Battle of the Sexes: Men vs Women Nutrient Needs
With men and women so different, it's no surprise that good eats and good nutrition for the fairer sex follows a different formula than the list of foods good for dudes.
From calories to calcium, women and men have distinctly different needs when it comes to nutrition. Some of it has to do with size. And some of it has to do with function; childbearing puts different requirements on the female body. Teasing out these male-female nutrition nuances continues to keep scientists hopping as they try to figure out why everything from alcohol to iron impacts health between the sexes so differently.
It all starts out being equal, but around age 10 puberty delivers a whopping blast of testosterone to boys, bulking up their muscle mass. In the realm of "life isn't fair" scenarios, this larger muscle mass ratchets up calorie requirements. By adulthood men have up to 20% more muscle than women, widening the calorie gap.
He needs: An average 175-pound (moderately active) man needs 2800 calories.
She needs: An average 125-pound (moderately active) woman needs 2000 calories.

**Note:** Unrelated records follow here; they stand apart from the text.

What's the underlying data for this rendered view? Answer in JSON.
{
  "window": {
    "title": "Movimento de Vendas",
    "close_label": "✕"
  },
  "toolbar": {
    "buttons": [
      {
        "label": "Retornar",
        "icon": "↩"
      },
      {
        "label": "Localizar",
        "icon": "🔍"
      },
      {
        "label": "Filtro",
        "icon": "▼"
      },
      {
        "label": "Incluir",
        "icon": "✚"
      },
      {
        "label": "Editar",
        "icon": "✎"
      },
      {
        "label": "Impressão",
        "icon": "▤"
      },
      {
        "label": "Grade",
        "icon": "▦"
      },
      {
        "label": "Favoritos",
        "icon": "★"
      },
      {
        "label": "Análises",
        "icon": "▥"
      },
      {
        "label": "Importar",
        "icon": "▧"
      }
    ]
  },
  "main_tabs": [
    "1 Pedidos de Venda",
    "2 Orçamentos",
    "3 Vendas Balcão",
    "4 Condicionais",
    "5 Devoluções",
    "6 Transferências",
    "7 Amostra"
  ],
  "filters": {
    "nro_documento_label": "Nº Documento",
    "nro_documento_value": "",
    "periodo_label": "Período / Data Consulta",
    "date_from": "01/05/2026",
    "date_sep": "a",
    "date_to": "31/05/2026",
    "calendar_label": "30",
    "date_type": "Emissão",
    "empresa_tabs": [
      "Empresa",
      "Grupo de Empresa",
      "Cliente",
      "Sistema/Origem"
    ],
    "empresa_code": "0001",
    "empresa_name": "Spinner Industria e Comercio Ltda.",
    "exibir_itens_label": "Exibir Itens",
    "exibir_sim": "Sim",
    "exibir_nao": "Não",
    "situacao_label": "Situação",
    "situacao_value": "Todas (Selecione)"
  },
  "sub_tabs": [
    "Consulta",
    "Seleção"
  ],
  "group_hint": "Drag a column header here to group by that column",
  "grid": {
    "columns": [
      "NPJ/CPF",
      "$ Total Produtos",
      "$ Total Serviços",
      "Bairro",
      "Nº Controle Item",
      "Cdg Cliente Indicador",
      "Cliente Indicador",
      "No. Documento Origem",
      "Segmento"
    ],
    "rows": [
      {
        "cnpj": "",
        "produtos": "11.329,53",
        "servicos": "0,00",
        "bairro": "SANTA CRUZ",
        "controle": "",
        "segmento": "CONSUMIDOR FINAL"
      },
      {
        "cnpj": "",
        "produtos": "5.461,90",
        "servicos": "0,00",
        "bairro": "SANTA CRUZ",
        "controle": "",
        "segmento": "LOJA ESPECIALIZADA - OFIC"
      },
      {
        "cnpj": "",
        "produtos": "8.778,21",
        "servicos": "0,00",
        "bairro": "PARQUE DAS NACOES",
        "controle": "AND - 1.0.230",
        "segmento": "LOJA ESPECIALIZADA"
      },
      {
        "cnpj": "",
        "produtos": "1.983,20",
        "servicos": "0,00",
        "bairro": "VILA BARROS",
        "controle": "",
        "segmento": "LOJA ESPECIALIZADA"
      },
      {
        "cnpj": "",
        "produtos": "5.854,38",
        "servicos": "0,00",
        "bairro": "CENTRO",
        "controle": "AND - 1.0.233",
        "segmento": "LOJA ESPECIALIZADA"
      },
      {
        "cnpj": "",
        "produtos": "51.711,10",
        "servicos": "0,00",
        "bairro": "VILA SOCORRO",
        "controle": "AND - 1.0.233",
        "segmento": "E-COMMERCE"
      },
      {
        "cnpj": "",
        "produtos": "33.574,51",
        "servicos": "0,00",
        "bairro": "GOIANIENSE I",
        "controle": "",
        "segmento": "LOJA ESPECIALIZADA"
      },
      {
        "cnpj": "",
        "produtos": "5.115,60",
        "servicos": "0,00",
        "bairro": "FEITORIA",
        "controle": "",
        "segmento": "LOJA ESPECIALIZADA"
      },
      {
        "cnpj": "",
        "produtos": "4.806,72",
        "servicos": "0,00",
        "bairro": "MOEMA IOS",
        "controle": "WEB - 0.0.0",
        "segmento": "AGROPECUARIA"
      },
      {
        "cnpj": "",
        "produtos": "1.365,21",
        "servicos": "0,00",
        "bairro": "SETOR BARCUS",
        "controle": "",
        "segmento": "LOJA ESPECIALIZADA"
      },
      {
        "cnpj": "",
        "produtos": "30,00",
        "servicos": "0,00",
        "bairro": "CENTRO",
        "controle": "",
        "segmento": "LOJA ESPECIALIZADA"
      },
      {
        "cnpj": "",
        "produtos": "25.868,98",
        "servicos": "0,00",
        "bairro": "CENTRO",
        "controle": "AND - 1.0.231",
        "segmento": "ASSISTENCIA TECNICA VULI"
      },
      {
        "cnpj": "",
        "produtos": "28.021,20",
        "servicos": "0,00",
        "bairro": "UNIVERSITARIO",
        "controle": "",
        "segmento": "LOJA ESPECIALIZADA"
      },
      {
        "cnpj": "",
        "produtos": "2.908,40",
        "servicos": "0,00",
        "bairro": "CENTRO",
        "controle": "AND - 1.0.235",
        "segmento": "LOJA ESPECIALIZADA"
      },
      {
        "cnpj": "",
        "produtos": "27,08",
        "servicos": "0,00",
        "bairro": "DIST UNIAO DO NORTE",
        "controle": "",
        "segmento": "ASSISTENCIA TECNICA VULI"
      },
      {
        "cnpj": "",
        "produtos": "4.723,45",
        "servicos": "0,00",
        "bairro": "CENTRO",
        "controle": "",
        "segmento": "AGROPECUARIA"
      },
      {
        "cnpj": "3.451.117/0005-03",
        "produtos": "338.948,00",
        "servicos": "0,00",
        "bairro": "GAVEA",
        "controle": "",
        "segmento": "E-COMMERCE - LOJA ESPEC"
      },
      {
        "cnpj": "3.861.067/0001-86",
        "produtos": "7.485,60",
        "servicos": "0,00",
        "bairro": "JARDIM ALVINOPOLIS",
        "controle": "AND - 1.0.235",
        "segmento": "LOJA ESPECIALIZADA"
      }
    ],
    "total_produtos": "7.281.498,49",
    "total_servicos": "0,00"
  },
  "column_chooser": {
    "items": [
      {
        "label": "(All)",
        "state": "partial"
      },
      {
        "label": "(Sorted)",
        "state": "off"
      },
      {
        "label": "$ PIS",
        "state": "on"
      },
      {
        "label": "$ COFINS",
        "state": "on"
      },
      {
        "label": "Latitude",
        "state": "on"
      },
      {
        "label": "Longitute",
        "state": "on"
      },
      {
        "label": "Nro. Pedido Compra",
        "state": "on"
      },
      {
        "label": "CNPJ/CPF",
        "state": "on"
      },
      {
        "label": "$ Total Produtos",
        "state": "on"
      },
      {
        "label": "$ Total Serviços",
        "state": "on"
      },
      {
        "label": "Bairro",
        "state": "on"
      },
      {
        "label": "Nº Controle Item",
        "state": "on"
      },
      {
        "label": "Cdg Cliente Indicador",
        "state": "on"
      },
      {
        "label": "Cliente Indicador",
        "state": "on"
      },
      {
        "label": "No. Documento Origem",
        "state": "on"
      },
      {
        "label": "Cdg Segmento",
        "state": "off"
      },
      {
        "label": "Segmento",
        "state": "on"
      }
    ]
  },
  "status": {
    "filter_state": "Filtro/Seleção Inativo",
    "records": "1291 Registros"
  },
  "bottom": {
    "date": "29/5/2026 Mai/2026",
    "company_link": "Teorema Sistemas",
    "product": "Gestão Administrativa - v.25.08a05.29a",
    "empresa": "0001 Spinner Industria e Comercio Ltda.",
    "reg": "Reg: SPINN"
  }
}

Hogging the spotlight for the role it plays in preventing birth defects, female needs for this B-vitamin edge out male needs during childbearing. Still, both sexes need folate to continually form new hair, skin, and other cells. It's also a potential protector against colon cancer.
He needs: 400 mcg per day
She needs: 400 mcg per day in childbearing years, particularly in the month before conception; 600 mcg during pregnancy
Experts target advice about eating plenty of dairy and calcium-rich foods to women mainly because females are four times as likely to develop the bone crippling disease osteoporosis. In the years after menopause, women can lose 20 percent of bone mass. Men lose bone too, but excess dairy may hike risk for prostate cancer.
He needs: 800 mg
She needs: 1000 mg ages 19-50; 1200 mg after 50
Vital for keeping immune systems in top order and good for energy, iron requirements are dramatically different early in life for women due to monthly blood loss. Iron from vegetable sources (dried beans, legumes) isn't absorbed as well as the iron in meats, but both are valuable. In fact, adding vitamin C rich foods like citrus and tomatoes easily boosts iron absorption from vegetable foods.
He needs: 8 mg
She needs: 18 mg per day during child bearing years (27 mg if pregnant); 8 mg per day after 51
For women and men, foods rich in monounsaturated fats like olive oil, avocado, and nuts are great for the heart and may even flatten bellies. Unsaturated fats in fish (omega 3 fatty acids) are heart healthy too. But preliminary studies suggest that flaxseed, canola oil, and foods rich in plant-based omega 3 fats, also called alpha-linolenic acids (ALA), may raise the risk of prostate cancer in men.
He needs: 30-35% of daily calories; 2/3 of it unsaturated
She needs: 30-35% of daily calories; 2/3 of it unsaturated
While the Institute of Medicine recommends anywhere from 10-35 percent of calories come from protein, Harvard researchers suggest about a third a gram of protein per pound of body weight. There's no need to be exact though, which is why Harvard sets the protein bar the same for both sexes. Main goal: focus on lean proteins like chicken, fish, and legumes.
He needs: 60 g per day
She needs: 60 g per day
A few beers with the buddies will have little impact on a man's health if he's drinking responsibly. It may even reduce risk for heart attack. But for women, benefits are a mixed bag, something to consider carefully. Studies suggest imbibing in a glass of wine might be healthy, but even these tiny doses of alcohol can increase breast cancer risk.
He drinks: 2 drinks per day (12 oz beer; 5 oz wine, 1.5 oz 80-proof spirits)
She drinks: 1 drink per day
In the final analysis, nutritional differences between men and women turn out to be subtle ones. Most of the variance is really a size thing; women are smaller and less muscular so require fewer calories. Yes, women may need a little more calcium, a little more iron, and a little less alcohol, but general consensus is that both sexes benefit from the same healthy diet strategies—plenty of whole grains, healthy fats, lots of fruits and vegetables, and lean sources of dairy and protein.